We all have goals and dreams that we’d like to achieve. Sometimes, the closer we get to them, the more we start to see them in a different light. As circumstances in our lives shift and change, we think, “Hmmm, that’s interesting. Maybe that won’t give me the enjoyment I thought it would. Maybe this other thing will instead.” In this way, we end up on a different path than the one we had planned. It’s that shift, no matter how small, that allows us to transform in ways we never could have predicted.

Phase by phase, our life path and purpose transform. For that reason, it’s important to make sure you’re still on board with your initial plan. Check in with yourself from time to time and reassess your goals. Ask yourself if you’re happy with where you are and what you’re achieving. At the end of the day, the most important stakeholder in this equation is you. You determine your happiness, so you have a responsibility to yourself to ensure that “past you” and “present you” are on the same page.

3. Give yourself time. 

In coaching sessions, I often hear clients comparing themselves to others. The narrative is typically something along the lines of: “Oh, those people are so successful. What am I doing wrong? Where did I miss out?” The truth is, you’re probably not doing anything wrong.
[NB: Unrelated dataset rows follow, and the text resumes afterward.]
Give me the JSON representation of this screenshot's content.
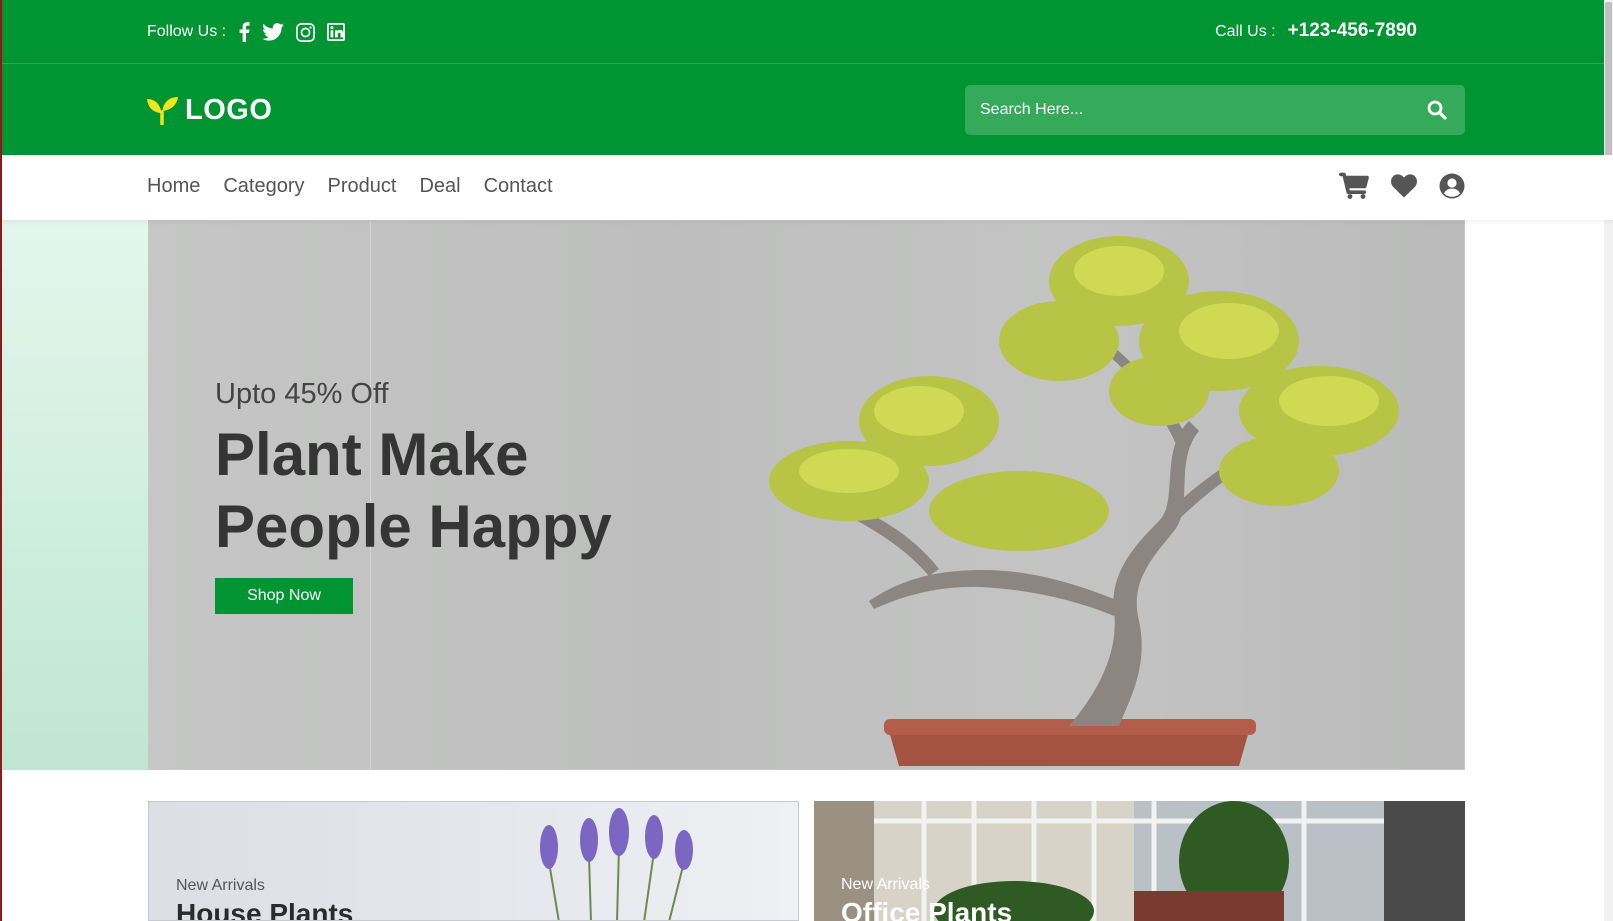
{
  "topbar": {
    "follow_label": "Follow Us :",
    "social_icons": [
      "facebook-icon",
      "twitter-icon",
      "instagram-icon",
      "linkedin-icon"
    ],
    "call_label": "Call Us :",
    "phone": "+123-456-7890"
  },
  "header": {
    "logo_text": "LOGO",
    "search_placeholder": "Search Here..."
  },
  "nav": {
    "links": [
      "Home",
      "Category",
      "Product",
      "Deal",
      "Contact"
    ],
    "icons": [
      "cart-icon",
      "heart-icon",
      "user-icon"
    ]
  },
  "hero": {
    "subtitle": "Upto 45% Off",
    "title": "Plant Make People Happy",
    "button": "Shop Now"
  },
  "cards": [
    {
      "subtitle": "New Arrivals",
      "title": "House Plants"
    },
    {
      "subtitle": "New Arrivals",
      "title": "Office Plants"
    }
  ],
  "colors": {
    "primary": "#009432",
    "search_bg": "#35aa5b",
    "text_dark": "#353535",
    "nav_text": "#555555"
  }
}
This is mainly because the barometer of comparing your life to another’s is, well… flawed.

What may seem similar on the outside is utterly different on the inside. Apples and oranges look the same from a distance, but internally, they couldn’t be more distinct. So does it really matter if one person takes 2 years to reach a goal, and another takes 4? What if the person who took 4 years built a family, traveled the world, and set up their own business during that time, while the person who took 2 never stopped to enjoy themselves? If we’re not growing mentally, emotionally, and spiritually while achieving our goals, what’s the point?

Life is not a race. So instead of comparing yourself to others, why not compare yourself to you – yes, you! – 3 years ago? Think about what’s changed in your life over that period of time. Consider your mood, mindset and actions. Have they shifted? What about your relationships, career, and goals? I’m willing to bet that many of these things have changed.

I’ll let you in on a secret. If you want your goals for the right reasons – like supporting those around you – you’ll definitely achieve them. You may not walk a linear road while doing so, but the road you walk will be uniquely yours. In this sense, loving something and letting it go means enjoying the curves in the road along the way.

So, let me ask you again: what outcomes are you attached to, and what will you now let go of? Which winding (and exciting) roads will you walk to build a more fulfilling life?

To answer this, remember:

1. Focus on the process, not the outcome. 

By focusing on your path and letting it unfold, you’ll have more enjoyment than if you focus on the outcome itself.

2. Your goals may change, and that’s okay. 

Stop to reflect each step of the way.

3. Give yourself time. 

Reflect on your growth instead of comparing yourself to others. You have a unique value proposition that no one else can match.

From here on, you can go out into the world with confidence, fully aware that you can love something and let it go. Even this blog post 🙂